* [Task directions]:
The answer should consist of each line from the data below that includes "your".

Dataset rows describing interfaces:
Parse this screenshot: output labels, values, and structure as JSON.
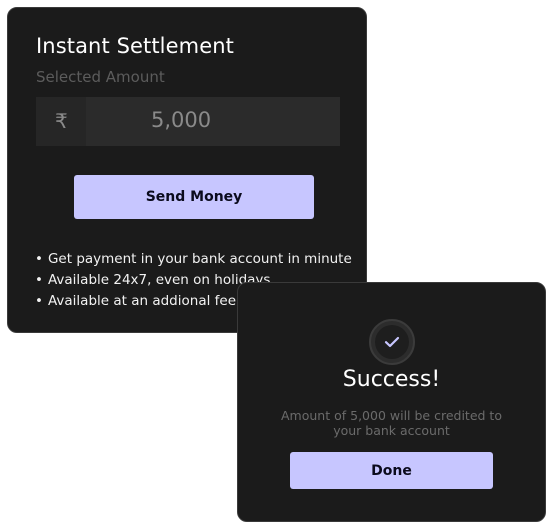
{
  "settlement": {
    "title": "Instant Settlement",
    "amount_label": "Selected Amount",
    "currency_symbol": "₹",
    "amount_value": "5,000",
    "send_button_label": "Send Money",
    "benefits": [
      "Get payment in your bank account in minute",
      "Available 24x7, even on holidays",
      "Available at an addional fee"
    ]
  },
  "success_dialog": {
    "icon": "checkmark-icon",
    "title": "Success!",
    "message": "Amount of 5,000 will be credited to your bank account",
    "done_button_label": "Done"
  },
  "colors": {
    "card_background": "#1b1b1b",
    "accent": "#c7c6ff",
    "check_color": "#c7c6ff",
    "muted_text": "#5c5c5c"
  }
}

* [Output of the exercise]:
      "Get payment in your bank account in minute",
    "message": "Amount of 5,000 will be credited to your bank account",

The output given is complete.